Warwickshire star Jonathan Trott has 'no regrets' about his shock exile from Test Match cricket - and wants to use his benefit to help other cricketers.

The Edgbaston stalwart is donating part of the proceeds from his forthcoming benefit to the Professional Cricketers Association's (PCA) Benevolent Fund which helps players and ex-players experiencing difficulties.

Trotty, as he is universally known, told the Post of his determination to help others through his benefit calendar and reflected on 10 years at Edgbaston and his England career.

He said he blamed no-one but himself for his departure from the Test Match arena and revealed other international players had also told him of their struggles.

And he spoke of his plans and ambitions post-retirement, with media and commercial work a possibility but pledged he would stay at Edgbaston for the rest of his playing days.

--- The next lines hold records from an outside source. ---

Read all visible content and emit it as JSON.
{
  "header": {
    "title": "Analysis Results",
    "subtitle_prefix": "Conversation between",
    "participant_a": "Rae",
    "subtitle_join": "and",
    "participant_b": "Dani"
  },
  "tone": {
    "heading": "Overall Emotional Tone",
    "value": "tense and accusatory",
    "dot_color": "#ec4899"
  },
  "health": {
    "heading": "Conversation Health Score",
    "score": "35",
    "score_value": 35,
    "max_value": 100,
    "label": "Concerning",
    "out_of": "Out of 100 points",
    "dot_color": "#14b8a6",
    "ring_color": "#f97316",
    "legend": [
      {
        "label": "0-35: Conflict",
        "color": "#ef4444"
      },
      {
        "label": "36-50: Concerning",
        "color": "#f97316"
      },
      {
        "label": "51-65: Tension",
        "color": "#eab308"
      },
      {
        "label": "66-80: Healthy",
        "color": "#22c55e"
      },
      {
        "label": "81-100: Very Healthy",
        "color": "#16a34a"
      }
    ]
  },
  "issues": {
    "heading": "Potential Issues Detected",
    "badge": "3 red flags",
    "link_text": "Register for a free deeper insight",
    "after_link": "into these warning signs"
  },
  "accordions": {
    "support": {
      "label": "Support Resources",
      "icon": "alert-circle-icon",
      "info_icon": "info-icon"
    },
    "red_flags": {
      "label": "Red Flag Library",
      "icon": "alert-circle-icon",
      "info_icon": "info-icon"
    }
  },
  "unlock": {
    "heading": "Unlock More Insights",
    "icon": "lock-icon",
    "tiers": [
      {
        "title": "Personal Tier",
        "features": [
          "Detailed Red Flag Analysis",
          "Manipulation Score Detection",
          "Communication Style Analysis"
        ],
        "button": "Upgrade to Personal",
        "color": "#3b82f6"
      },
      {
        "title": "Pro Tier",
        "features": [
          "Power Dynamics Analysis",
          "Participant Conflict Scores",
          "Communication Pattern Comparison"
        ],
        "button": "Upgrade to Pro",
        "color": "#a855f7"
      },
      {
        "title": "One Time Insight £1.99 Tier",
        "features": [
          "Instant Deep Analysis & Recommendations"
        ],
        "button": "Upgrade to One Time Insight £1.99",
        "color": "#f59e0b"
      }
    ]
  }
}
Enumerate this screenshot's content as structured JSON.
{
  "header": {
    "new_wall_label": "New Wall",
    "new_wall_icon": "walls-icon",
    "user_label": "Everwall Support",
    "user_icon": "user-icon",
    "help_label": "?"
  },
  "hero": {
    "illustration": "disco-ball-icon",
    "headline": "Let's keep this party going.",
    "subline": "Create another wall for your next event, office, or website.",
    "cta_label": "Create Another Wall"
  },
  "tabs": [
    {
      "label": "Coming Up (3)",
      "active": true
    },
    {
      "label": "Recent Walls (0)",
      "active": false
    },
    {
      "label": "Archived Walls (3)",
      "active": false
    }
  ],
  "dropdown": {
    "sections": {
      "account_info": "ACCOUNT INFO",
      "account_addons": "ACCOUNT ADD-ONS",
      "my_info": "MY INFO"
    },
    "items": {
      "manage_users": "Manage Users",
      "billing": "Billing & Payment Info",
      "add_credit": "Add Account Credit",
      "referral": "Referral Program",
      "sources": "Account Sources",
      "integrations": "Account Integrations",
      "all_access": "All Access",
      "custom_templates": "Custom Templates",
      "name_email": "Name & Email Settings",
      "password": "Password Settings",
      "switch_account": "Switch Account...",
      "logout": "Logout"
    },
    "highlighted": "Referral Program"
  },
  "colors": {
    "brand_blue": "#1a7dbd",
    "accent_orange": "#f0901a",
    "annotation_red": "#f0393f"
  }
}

"There are similar cases (to mine) in cricket and that is why we have the PCA and that is why I am having the PCA Benevolent Fund as one of my charities. The fund is there to help people pick themselves up, it's a fantastic thing.

"I have spoken to a few players who have said they have gone through a similar phase in their lives and didn't tell anyone, I am talking about international cricketers.

"I have got no regrets about the way my career has gone. I do not know if I will ever play for England again - I was disappointed with the way it finished but I have certainly got a lot to be proud of.

"The two things for me is that I am happy to be back playing for Warwickshire and am feeling good and keen to continue to contribute to the team in the final few weeks of the season.

"It was a difficult time at the beginning of the year and the end of last year. To be honest, I was struggling for a long time before I said anything. It is another experience I hope to be able to help people learn from and be aware of.

"As a youngster, I was always battling it, the desperation to do well. I have always had this self-drive and passion to do well. I have still got the same determination and passion, but I am a bit more relaxed now, I play golf, the Xbox, I like travelling to Las Vegas and New York."

 

He said moving to Warwickshire from South Africa at the age of 21 was his best-ever decision.

"When I first came to England, it was very, very tough. I was only 21. Living in Cape Town as a 19-year-old I was pretty comfortable, earning good money. Bob Woolmer came and said 'We want you to play for Warwickshire, you are good enough to play for England'.

"When you are 21, you do not know how your career is going to pan out. There are no guarantees. The benefit means I have played for Warwickshire for 10 years which I have enjoyed immensely, you know that you have played good cricket. I can look back at my career with Warwickshire and England, and there are no regrets in that regard.

"Warwickshire has a vast history, and history and success go hand in hand. There are a lot of other counties who are not spoken about as highly as Warwickshire.

"I have not put a timeframe on it (retirement). I will spend the rest of my career at Warwickshire. I am enjoying it at the moment.

"I have a good relationship with the members although I have not been around so much in the last four to five years but I am really appreciative of the members and the supporters and being awarded the benefit. I have made plenty of friendships at Warwickshire.

"Ten years have flown by. I realise that there is a time limit on your career but that's OK. As long as I am enjoying it, I will continue."

Trott, 33, cites Ashley Giles and Nick Knight as his two greatest mentors at Edgbaston but said retirement was not yet on the horizon.

"I am not there yet maybe I will do a bit of media and commercial work. It would be good to spend a bit of time away from the game. I quite enjoy the corporate hospitality, I enjoy public speaking, I have had quite a lot of experiences that I can pass on.

"I am more content now (than 10 years ago). As a youngster, I wanted to do everything now. I was desperate and determined, quite impatient.

"I have always enjoyed it at Warwickshire - I have made a living for myself, it was the best decision I ever made to come to Edgbaston."

* Details of Jonathan Trott's benefit are available at www.trotty2014.com